    As usual, the pages that are highlighted as “great” are not. The chalkboard centerpiece is a cliche that has been hammered into dust. Giant red arrow that cover the newspaper flag lost their impact 1,001 uses ago. Studies have shown repeatedly that readers don’t want reverse type and won’t waste their time with it, yet two of these examples have large blocks of that type. And on and on and on; it’s almost like designers only hear what they want to hear.

    The biggest problem not mentioned here is that designers were allowed to complain about not having elements early enough to create Picassos For A Day. In some cases, those complaints were valid, but it also had led to a situation where things that aren’t really news are played up as giant stories on the front.

    Finally, it’s amusing that the Cleveland visual “editor” talks about playing things up to an 11. Does that include running a giant 11 as the main “headline”?

  • http://pulse.yahoo.com/_ORAUGGD6HE3CGOERH5D6YTIVRI Mr
  • http://pulse.yahoo.com/_B7WM743CF2BPQ2FLD2TEDEMBOI Chuck B

    The lack of reality in this analysis is laughable … simple answer … the resources are exhausted and tired. Staffs that used to be of 6 or 8 at a metro are now 3 or 4, yet nobody expects any drop in quality. 

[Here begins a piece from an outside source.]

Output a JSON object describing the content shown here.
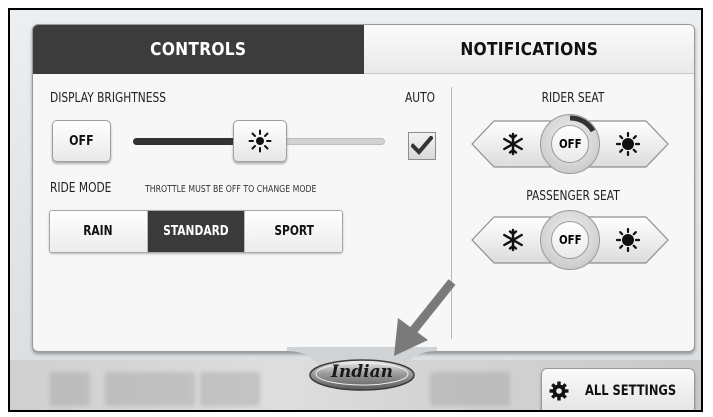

  • http://twitter.com/NicWirtz Nic Wirtz

    Looks like 19th Century newspaper design is in this season!

  • Anonymous

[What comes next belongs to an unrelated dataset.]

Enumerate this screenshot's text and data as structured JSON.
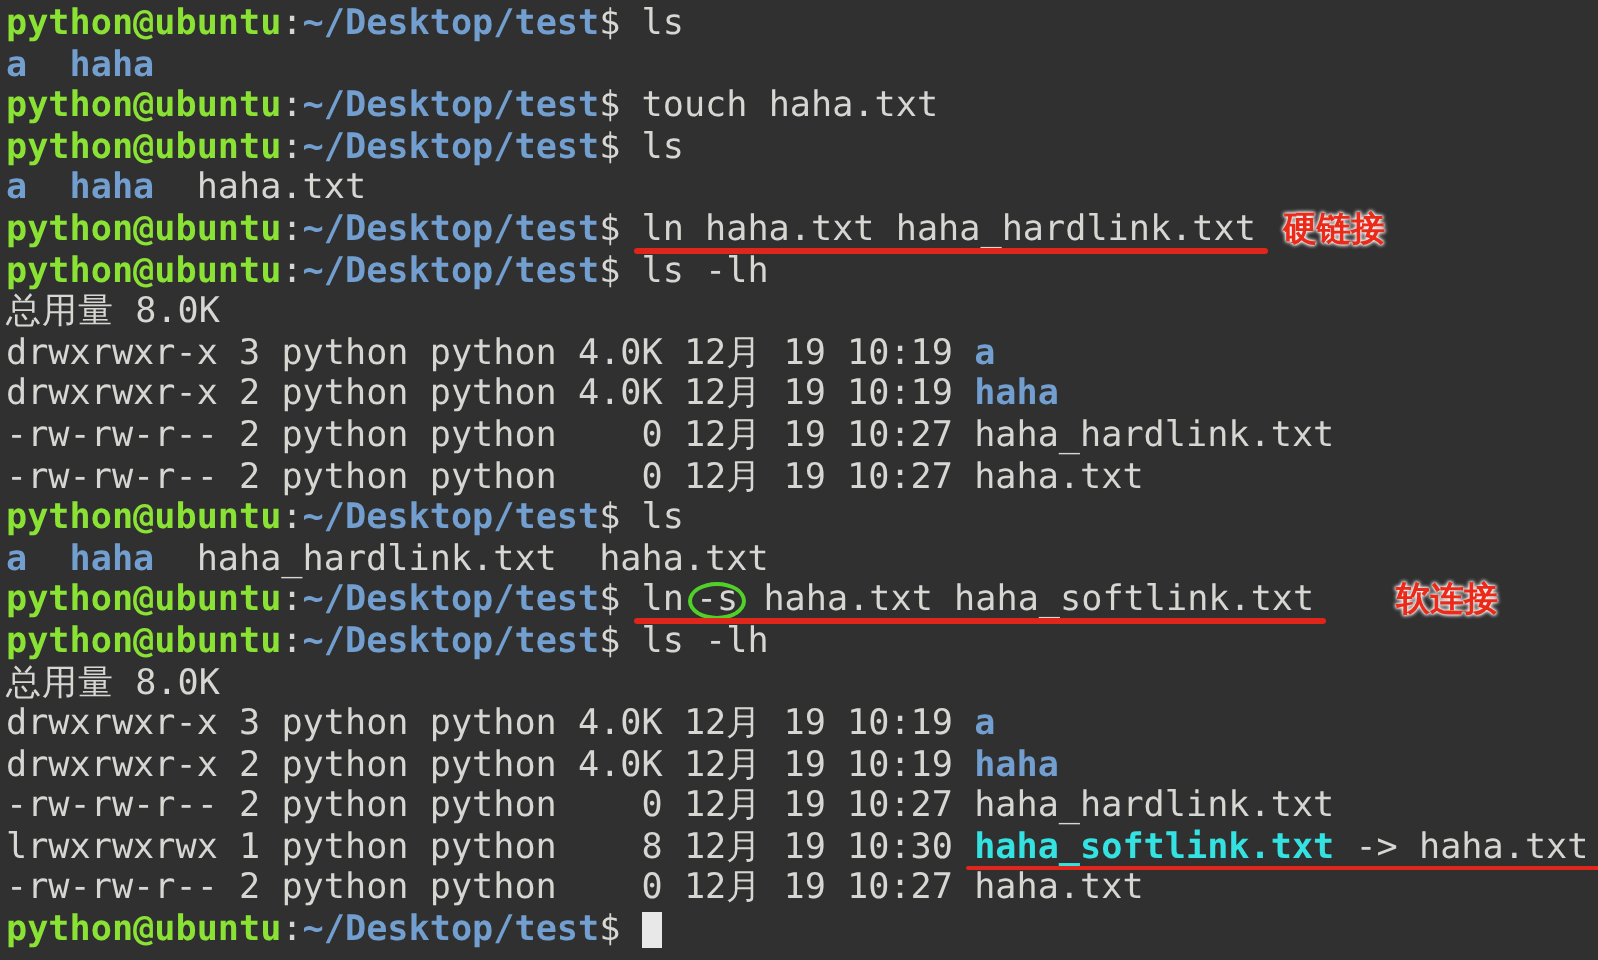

    Yes, some of these are pdfs, taken from the news organization’s site and converted to jpgs in Photoshop. A few are actually just screen grabs.

  • Brian Haas

    My guess is they’re either .pdfs of the fronts (which many papers post) or they’re ripped from the Newseum site here: http://www.newseum.org/todaysfrontpages/default.asp

  • David Sullivan

    If you think a print paper is simply a dying cow that you are trying to keep tottering until you have “harvested” all the edible parts, why would you care what it looked like?

  • Brian Haas

    Simple answer: Short-sighted media companies, because of spectacular failures of imagination, planning, innovation, and management, have gutted their staffs. That accounts for 1-4.

  • Anonymous

    I can’t speak to newspapers, but I can tell you from my experience that enthusiast magazine publishing is suffering from these exact same maladies. I think instead of wondering where the front pages are going, we should be more concerned about where the publications are going. I have no doubt that paper media publishing will be a much different landscape in the next few years. Newsstands will become artifacts. 

  • http://twitter.com/leesteele Lee Steele

    Another problem is simply lack of planning. With a smaller staff, it’s usually all-hands-on-deck to meet more pressing deadlines. Sunday centerpieces that were well along on Wednesday are now getting started Friday afternoon.